I think it is really important to introduce them to new ingredients. It is easy to serve lamb or beef, but in the past year, we have served woodcock, snipe, grey partridge, pigeon, mallard, pochard, teal, grouse, golden plover, roe deer, muntjac, Chinese water deer, sika, hare and rabbit.”
All of this bodes well, of course, but Brett is quick to point out that we could and should be doing more. “We still have a long way to go,” he continues. “We definitely need to eat more pheasant and partridge and it is my belief that if the big estates are going to put down a lot of birds and shoot big bags, then it is their responsibility to ensure that those birds are properly utilised. Why aren't we making pheasant schnitzels and pheasant nuggets, for instance? Prepare game in a way that makes it appealing and easy for your average consumer. Game is cheap, lean, healthy and tasty.”
When asked what the estates can do, Brett doesn't hesitate. “They should all be serving game and venison for lunch. Places like East Allenheads in Northumberland, Raveningham in Norfolk and Well Barn in Berkshire always serve game and venison that has been shot on the estate – that's how it should be. But on so many other shoots it's beef or chicken pie. Why? If the estates aren't using their own pheasants or partridges, they can't expect others to. People who shoot game must eat game – end of story.”
He doesn't stop there. “And estates should care more about what happens to their birds after they are shot. People like Jake Fiennes from Raveningham and Jamie Sadler from Kirby Estate set a great example, but, on the whole, there should be a better selection process of sorting and grading the birds: those with heavy meat damage should be put aside and donated to charities for mincing and turning into pheasant bolognaise, pheasant meatballs, nuggets or keeper's pie, and those prime birds in good condition should be sold whole to restaurants, hotels and pubs. That would make it a lot easier for chefs to achieve better consistency. If you up the quality, there will be a greater demand and you will be able to up the price, too.”
Clearly, Brett's ethical conscience and views weren't formed entirely on the inside of a kitchen – he has had plenty of exposure to the British countryside, and tries to spend as much of his spare time as possible out deer stalking and game shooting with friends. “I got into shooting in 2006,” he explains. “I was invited to a shoot for the release of a whisky by Ardbeg, and was sharing a peg with Mike Robinson – my partner at The Harwood Arms – who introduced me to stalking. And I loved it, absolutely loved it. We shot pheasants, partridges and duck, and I just adored the whole thing.
I haven't looked back since.

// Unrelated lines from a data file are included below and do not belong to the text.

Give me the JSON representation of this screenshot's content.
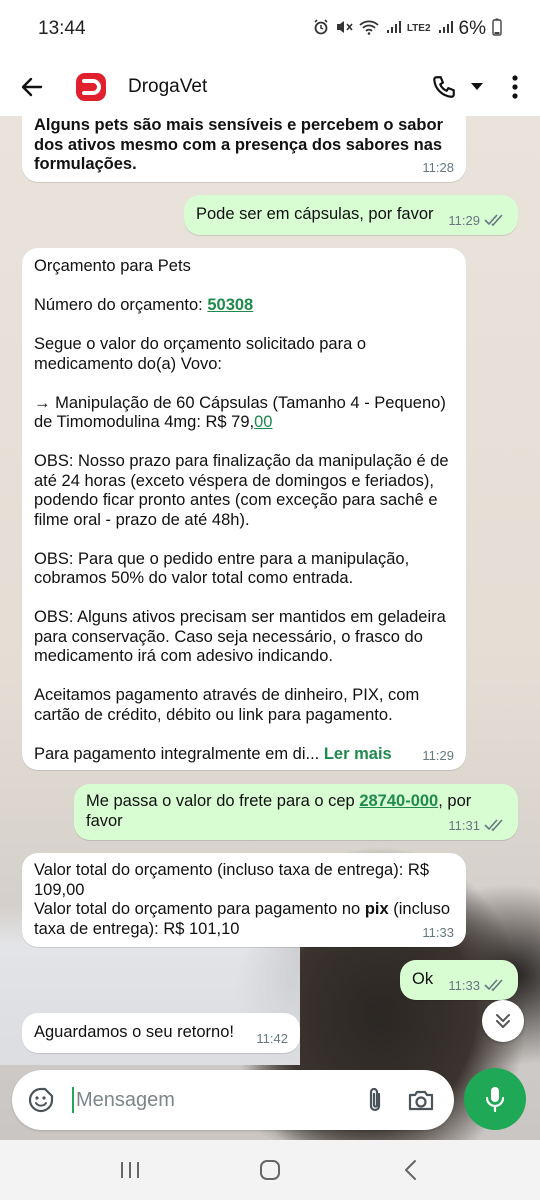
{
  "status": {
    "time": "13:44",
    "battery": "6%",
    "network": "LTE2"
  },
  "header": {
    "contact_name": "DrogaVet"
  },
  "messages": [
    {
      "id": "m1",
      "dir": "in",
      "text": "Alguns pets são mais sensíveis e percebem o sabor dos ativos mesmo com a presença dos sabores nas formulações.",
      "time": "11:28"
    },
    {
      "id": "m2",
      "dir": "out",
      "text": "Pode ser em cápsulas, por favor",
      "time": "11:29"
    },
    {
      "id": "m3",
      "dir": "in",
      "p1": "Orçamento para Pets",
      "p2_label": "Número do orçamento: ",
      "p2_link": "50308",
      "p3": "Segue o valor do orçamento solicitado para o medicamento do(a) Vovo:",
      "p4_text": "→ Manipulação de 60 Cápsulas (Tamanho 4 - Pequeno) de Timomodulina 4mg: R$ 79,",
      "p4_link": "00",
      "p5": "OBS: Nosso prazo para finalização da manipulação é de até 24 horas (exceto véspera de domingos e feriados), podendo ficar pronto antes (com exceção para sachê e filme oral - prazo de até 48h).",
      "p6": "OBS: Para que o pedido entre para a manipulação, cobramos 50% do valor total como entrada.",
      "p7": "OBS: Alguns ativos precisam ser mantidos em geladeira para conservação. Caso seja necessário, o frasco do medicamento irá com adesivo indicando.",
      "p8": "Aceitamos pagamento através de dinheiro, PIX, com cartão de crédito, débito ou link para pagamento.",
      "p9": "Para pagamento integralmente em di...",
      "read_more": "Ler mais",
      "time": "11:29"
    },
    {
      "id": "m4",
      "dir": "out",
      "text_before": "Me passa o valor do frete para o cep ",
      "link": "28740-000",
      "text_after": ", por favor",
      "time": "11:31"
    },
    {
      "id": "m5",
      "dir": "in",
      "line1": "Valor total do orçamento (incluso taxa de entrega): R$ 109,00",
      "line2_before": "Valor total do orçamento para pagamento no ",
      "line2_bold": "pix",
      "line2_after": " (incluso taxa de entrega): R$ 101,10",
      "time": "11:33"
    },
    {
      "id": "m6",
      "dir": "out",
      "text": "Ok",
      "time": "11:33"
    },
    {
      "id": "m7",
      "dir": "in",
      "text": "Aguardamos o seu retorno!",
      "time": "11:42"
    }
  ],
  "composer": {
    "placeholder": "Mensagem"
  },
  "colors": {
    "accent": "#1fa855",
    "outgoing_bubble": "#d9fdd3",
    "incoming_bubble": "#ffffff",
    "brand": "#e0202c"
  }
}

“What I really love about shooting is the social aspect, spending quality time with great friends like Alan Hayward (of Vicars Game), Mike Robinson, the late Justin Llewelyn, William Asprey, John Coe and Andrew MacKenzie from the Vineyard. For me, it has very little to do with the size of the bag but who you shoot with.” Indeed, Brett has since shot in some esteemed company. “I once shot grouse with Will Garfit,” he adds with a sheepish grin. “I'll admit now that I didn't know who he was at the time and thought to myself: 'This old boy better look out or I am going to have his birds!' Ha! What a joke! He was incredible. I saw him take a brace in front and brace behind on numerous occasions. He was an absolute joy to watch.”
This brings us to the ingredient that Brett is, possibly, most passionate about. “I absolutely love, love, love grouse, he says. “Right from August 12 through to the end of September, it is so hard to beat.” But are his customers as keen on it, I wonder? “You'll be pleased to know that grouse is as popular as ever! When I shot at Hornby on August 12 last year, I dropped some birds off with Tom Kerridge at The Hand and Flowers on the way back, who described them on his menu as ‘Grouse shot by Brett Graham'. They apparently sold out in two hours!” Clearly, not all is lost.